REQUIRED WORK:
Your answer is a copy of every line in the records where "Employee" appears.

PROVIDED MATERIAL:
* * * * *

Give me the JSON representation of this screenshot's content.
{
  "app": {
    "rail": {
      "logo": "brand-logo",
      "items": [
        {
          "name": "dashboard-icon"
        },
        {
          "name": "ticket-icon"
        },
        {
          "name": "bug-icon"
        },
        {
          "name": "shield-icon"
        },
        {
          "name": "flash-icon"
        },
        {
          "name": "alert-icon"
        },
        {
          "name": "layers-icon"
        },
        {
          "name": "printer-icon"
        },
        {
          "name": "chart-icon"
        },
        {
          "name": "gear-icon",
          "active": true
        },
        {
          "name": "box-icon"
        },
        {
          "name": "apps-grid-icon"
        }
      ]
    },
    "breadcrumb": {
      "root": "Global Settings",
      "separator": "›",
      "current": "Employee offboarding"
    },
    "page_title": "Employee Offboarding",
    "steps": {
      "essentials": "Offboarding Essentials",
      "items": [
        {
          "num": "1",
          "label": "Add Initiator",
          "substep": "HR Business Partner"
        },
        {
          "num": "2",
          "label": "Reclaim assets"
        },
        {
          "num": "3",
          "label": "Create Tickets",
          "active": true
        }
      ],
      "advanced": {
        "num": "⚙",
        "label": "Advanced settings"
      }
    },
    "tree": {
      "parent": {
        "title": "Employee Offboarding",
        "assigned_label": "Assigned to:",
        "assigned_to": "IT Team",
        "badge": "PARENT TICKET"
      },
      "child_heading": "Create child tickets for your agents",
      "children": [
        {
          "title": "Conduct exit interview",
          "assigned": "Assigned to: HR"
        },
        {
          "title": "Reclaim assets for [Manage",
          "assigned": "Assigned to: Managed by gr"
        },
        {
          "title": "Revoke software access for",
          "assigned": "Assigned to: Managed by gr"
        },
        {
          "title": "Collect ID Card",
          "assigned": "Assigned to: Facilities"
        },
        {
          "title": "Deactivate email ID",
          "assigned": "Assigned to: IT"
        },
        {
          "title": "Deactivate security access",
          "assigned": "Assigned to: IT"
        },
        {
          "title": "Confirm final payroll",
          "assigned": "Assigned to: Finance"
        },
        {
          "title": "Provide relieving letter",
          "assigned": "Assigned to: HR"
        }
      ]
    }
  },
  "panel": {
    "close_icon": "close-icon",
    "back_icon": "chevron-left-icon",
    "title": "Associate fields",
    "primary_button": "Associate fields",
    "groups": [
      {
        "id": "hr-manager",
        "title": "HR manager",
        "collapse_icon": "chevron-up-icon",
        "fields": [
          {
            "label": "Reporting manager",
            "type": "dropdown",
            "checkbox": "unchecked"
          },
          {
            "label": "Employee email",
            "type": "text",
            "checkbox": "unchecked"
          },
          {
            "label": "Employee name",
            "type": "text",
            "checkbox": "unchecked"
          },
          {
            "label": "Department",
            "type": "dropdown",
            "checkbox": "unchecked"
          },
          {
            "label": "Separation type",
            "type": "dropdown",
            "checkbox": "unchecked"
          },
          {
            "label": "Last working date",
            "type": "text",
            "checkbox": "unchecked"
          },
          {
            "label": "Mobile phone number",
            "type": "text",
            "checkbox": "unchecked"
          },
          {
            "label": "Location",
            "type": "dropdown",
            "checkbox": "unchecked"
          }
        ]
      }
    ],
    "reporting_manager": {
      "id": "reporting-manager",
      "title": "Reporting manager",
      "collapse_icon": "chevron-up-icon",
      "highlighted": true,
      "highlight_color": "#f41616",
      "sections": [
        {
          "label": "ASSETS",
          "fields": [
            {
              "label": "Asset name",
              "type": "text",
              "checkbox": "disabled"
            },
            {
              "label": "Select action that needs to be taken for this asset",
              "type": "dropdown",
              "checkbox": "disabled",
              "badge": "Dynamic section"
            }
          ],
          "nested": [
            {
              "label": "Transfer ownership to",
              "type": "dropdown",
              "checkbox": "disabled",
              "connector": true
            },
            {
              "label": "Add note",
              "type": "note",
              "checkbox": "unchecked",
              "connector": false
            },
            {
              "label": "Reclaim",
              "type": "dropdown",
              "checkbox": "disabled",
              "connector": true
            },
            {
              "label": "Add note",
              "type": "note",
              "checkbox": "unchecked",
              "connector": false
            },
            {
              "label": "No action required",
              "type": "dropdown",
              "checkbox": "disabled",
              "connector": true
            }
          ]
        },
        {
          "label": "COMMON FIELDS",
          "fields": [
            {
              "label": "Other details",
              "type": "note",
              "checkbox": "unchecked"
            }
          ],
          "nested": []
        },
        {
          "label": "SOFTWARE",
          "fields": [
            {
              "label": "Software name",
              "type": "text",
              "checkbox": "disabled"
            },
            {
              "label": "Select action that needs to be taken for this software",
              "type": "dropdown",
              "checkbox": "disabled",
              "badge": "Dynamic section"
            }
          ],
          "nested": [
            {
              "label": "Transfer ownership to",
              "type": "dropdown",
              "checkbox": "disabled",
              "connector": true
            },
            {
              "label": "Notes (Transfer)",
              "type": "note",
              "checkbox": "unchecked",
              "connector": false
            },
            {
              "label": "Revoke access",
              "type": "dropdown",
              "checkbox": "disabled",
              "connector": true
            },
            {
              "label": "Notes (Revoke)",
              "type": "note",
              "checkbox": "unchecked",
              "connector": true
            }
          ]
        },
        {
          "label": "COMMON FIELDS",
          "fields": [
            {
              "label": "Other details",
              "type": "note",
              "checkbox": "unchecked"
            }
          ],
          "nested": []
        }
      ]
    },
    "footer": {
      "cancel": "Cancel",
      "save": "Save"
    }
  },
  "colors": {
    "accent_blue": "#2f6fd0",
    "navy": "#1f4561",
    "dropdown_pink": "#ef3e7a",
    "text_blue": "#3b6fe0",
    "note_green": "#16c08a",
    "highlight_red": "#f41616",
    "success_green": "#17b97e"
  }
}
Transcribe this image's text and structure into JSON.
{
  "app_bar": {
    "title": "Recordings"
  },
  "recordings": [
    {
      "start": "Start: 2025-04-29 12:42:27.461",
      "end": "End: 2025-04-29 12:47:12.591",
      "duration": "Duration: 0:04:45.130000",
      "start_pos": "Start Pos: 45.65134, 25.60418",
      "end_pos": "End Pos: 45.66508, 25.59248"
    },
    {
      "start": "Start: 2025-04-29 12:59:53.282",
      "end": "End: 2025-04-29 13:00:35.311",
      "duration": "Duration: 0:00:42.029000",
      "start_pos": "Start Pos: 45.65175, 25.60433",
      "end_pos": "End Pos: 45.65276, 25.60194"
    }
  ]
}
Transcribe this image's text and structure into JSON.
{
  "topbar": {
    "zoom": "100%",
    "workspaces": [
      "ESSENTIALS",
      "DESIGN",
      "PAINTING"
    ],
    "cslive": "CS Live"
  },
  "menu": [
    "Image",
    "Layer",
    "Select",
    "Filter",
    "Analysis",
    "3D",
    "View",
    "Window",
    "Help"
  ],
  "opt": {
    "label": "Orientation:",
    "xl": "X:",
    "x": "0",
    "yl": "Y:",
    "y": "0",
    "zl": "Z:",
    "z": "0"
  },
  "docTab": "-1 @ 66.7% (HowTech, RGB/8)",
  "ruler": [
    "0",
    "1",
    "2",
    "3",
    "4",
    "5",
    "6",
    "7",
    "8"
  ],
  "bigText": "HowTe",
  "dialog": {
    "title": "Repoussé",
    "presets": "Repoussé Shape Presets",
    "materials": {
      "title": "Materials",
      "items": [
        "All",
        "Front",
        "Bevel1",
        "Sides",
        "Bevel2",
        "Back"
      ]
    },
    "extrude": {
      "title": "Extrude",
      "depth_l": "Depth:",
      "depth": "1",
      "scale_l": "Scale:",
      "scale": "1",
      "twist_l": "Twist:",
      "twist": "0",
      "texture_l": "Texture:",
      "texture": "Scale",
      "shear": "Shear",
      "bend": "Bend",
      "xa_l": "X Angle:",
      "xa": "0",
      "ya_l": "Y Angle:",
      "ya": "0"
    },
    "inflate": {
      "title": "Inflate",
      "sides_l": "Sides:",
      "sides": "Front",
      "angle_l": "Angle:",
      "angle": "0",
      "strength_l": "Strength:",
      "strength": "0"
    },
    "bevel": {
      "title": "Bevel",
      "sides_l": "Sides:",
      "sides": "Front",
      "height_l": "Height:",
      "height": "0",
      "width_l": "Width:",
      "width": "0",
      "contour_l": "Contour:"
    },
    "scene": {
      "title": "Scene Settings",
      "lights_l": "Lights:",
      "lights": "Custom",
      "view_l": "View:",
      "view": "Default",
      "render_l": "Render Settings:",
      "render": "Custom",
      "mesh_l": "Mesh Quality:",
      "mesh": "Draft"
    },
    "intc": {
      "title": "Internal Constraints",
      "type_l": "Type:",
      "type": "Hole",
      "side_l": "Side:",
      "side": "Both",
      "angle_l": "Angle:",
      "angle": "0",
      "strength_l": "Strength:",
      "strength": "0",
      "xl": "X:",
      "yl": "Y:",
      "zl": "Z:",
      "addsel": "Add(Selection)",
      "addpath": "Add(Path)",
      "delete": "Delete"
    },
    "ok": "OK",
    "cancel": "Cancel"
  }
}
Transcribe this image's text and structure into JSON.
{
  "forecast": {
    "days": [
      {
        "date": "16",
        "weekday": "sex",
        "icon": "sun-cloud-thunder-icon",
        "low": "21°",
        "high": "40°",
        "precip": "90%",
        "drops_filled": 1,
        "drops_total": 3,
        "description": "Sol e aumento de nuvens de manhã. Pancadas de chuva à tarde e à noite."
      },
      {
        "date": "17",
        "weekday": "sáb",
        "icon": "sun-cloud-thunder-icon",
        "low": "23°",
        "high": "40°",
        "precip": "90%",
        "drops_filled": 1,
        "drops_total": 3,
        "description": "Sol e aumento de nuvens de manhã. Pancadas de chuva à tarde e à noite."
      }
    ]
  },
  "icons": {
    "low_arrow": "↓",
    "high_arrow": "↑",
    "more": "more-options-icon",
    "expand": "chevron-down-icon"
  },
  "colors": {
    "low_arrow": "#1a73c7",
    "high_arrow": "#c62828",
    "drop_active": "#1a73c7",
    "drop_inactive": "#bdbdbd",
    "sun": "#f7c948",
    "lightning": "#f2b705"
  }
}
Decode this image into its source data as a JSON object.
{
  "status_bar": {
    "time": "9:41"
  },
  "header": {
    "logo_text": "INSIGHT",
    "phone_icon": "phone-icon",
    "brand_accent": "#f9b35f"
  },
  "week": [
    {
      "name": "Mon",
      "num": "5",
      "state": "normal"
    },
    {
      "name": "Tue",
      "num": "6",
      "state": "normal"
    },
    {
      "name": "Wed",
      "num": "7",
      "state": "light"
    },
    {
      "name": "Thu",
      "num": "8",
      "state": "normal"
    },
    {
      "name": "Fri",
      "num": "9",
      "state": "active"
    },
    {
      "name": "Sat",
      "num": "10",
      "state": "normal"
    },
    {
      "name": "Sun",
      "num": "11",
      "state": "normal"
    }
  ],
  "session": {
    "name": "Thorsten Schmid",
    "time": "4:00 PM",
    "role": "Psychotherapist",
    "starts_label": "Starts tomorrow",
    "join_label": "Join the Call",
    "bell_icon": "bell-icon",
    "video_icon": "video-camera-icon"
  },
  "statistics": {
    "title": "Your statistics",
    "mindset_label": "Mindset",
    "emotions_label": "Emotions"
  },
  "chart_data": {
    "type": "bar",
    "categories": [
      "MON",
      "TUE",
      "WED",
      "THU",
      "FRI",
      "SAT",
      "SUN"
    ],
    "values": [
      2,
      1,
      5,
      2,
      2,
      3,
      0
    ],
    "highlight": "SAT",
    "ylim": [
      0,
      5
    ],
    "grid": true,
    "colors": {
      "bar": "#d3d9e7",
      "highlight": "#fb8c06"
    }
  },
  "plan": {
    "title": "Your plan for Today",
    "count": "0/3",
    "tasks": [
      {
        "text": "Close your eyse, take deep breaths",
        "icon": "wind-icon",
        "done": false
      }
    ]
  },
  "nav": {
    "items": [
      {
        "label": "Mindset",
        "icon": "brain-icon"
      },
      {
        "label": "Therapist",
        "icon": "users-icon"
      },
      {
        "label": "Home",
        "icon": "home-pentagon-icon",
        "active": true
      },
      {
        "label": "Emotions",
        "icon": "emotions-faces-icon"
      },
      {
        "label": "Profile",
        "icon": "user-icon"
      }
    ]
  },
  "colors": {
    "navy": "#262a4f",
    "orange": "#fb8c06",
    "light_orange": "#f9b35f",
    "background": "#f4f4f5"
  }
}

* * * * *

TASK SOLUTION:
      "current": "Employee offboarding"
    "page_title": "Employee Offboarding",
        "title": "Employee Offboarding",
            "label": "Employee email",
            "label": "Employee name",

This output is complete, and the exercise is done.